“We analyzed samples of 30 smallmouth bass from six sites, including male and female fish without intersex and male fish with intersex,” said Douglas Chambers, USGS scientist and lead investigator. “All samples contained detectable levels of at least one known endocrine-disrupting compound, including samples from fish without intersex.”
Known or suspected endocrine-disrupting chemicals from pesticides, flame-retardants, and personal-care products were also present in water samples taken from all eight sites, including those where fish did not exhibit intersex, the news release states.
Wastewater from several sites that discharge municipal effluent or from sites contributing runoff was examined to identify point sources of these compounds.
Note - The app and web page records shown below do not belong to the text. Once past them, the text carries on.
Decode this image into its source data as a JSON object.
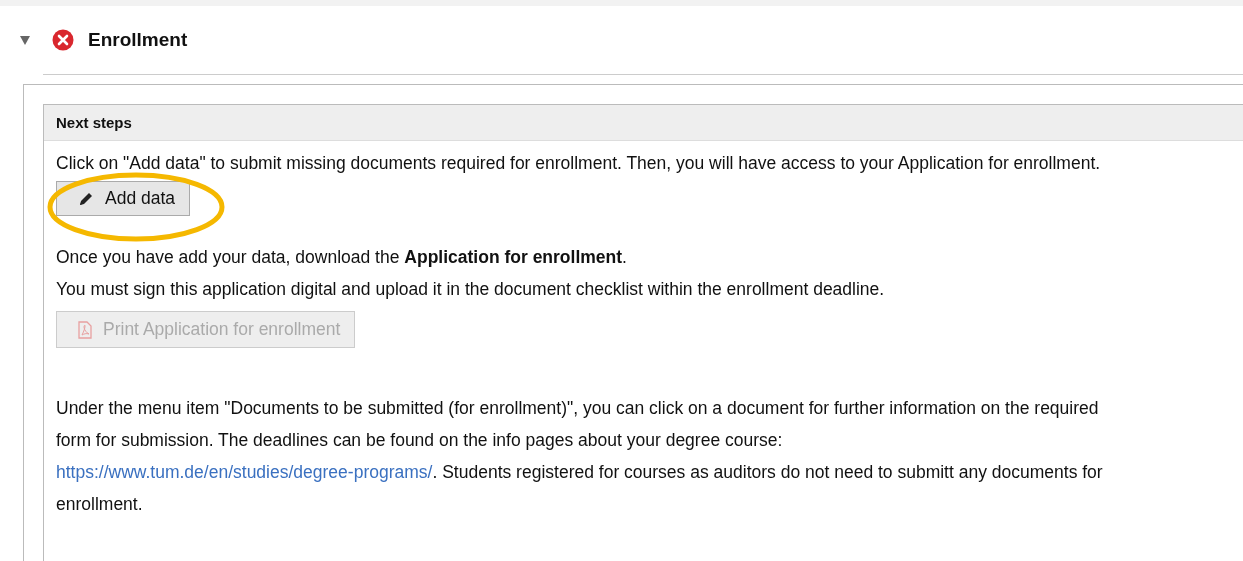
{
  "section": {
    "title": "Enrollment",
    "expanded": true
  },
  "panel": {
    "title": "Next steps",
    "intro": "Click on \"Add data\" to submit missing documents required for enrollment. Then, you will have access to your Application for enrollment.",
    "add_button": {
      "label": "Add data",
      "disabled": false
    },
    "instructions": [
      "Once you have add your data, download the **Application for enrollment**.",
      "You must sign this application digital and upload it in the document checklist within the enrollment deadline."
    ],
    "print_button": {
      "label": "Print Application for enrollment",
      "disabled": true
    },
    "info_lines": [
      "Under the menu item \"Documents to be submitted (for enrollment)\", you can click on a document for further information on the required",
      "form for submission. The deadlines can be found on the info pages about your degree course:"
    ],
    "link": "https://www.tum.de/en/studies/degree-programs/",
    "link_tail": ". Students registered for courses as auditors do not need to submitt any documents for",
    "last_line": "enrollment."
  }
}
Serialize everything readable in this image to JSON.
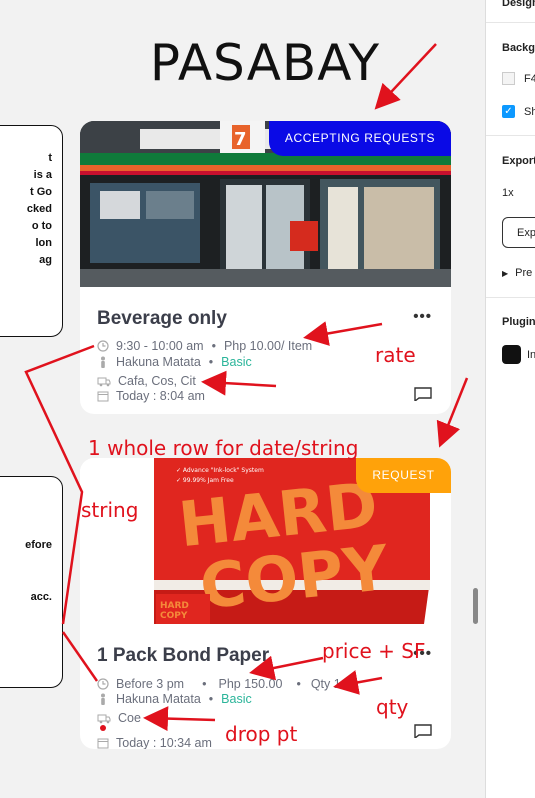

Antibiotics were found in wastewater samples, with municipal effluent having at least seven such compounds, but were not detected in water from other sites, scientists found.
The report, A Reconnaissance for Emerging Contaminants in the South Branch Potomac River, Cacapon River, and Williams River Basins, West Virginia, April–October 2004, is available at pubs.usgs.gov/of/2006/1393.
‘Hidden Hero’ Microbes in Soil, Water May Help Clean Toxic Sites
The Oak Ridge (Tenn.) National Laboratory’s Y-12 National Security Complex is about to get a good cleaning.
Since the 1950s, toxic waste dating from a weapons manufacturing facility has been leaching into groundwater that extends in radioactive plumes for miles from the contaminated site. Florida State University (FSU; Tallahassee) associate professor Joel Kostka and his FSU oceanography department team, during the course of a 5-year study funded by the U.S. Department of Energy (DOE), will test a natural method called bioremediation at the Oak Ridge site, according to an FSU news release.
Bioremediation involves the stimulation of naturally occurring microbes, which Kostka calls “hidden heroes,” to promote bacterial growth in the soil subsurface that scrubs it of potentially deadly radioactive metal.
If bioremediation proves successful on uranium, technetium, and nitrate at the Oak Ridge site, the process should help mitigate contamination at more than 7000 other sites nationwide — and, according to FSU, it will do so more economically and effectively than most conventional methods.
“The stakes are high and the impact potentially huge,” Kostka said. Together, those 7000 U.S. sites encompass an estimated 6.4 billion m3 (1.7 trillion gal) of contaminated water — about four times the nation’s daily water consumption — and about 41 billion m3 (11 trillion gal) of contaminated soil.
Kostka has a 5-year, $1 million share of the total $15 million in DOE funding for the project. With research teams from FSU as well as the lead institution on the project — the Oak Ridge National Laboratory — the project partners will develop models to help predict the rate at which contamination levels drop when using both bioremediation and artificial techniques, such as chemical additions and pH adjustments. Subsurface changes are monitored using geophysical methods that send acoustic, electric, and other signals into the ground.
Kostka’s research team will lead the subsurface microbiology portion of the project.
“As it now stands, bioremediation, which is potentially much cheaper than current technologies, has not been used much at all, but it should be,” Kostka said. “Subsurface aquifers, where most of the radioactive contamination resides, are primary sources of groundwater used for drinking, and contaminated aquifers tend to be extreme environments where microorganisms dominate. These microbes are the ‘hidden heroes’ that do the work of bioremediation. Our new project will provide the basic science necessary to deploy bioremediation technologies at the scales necessary for them to be effective at U.S. DOE sites.”
More information on Kostka’s bioremediation research is available at www.joelkostka.net/biorem.cfm.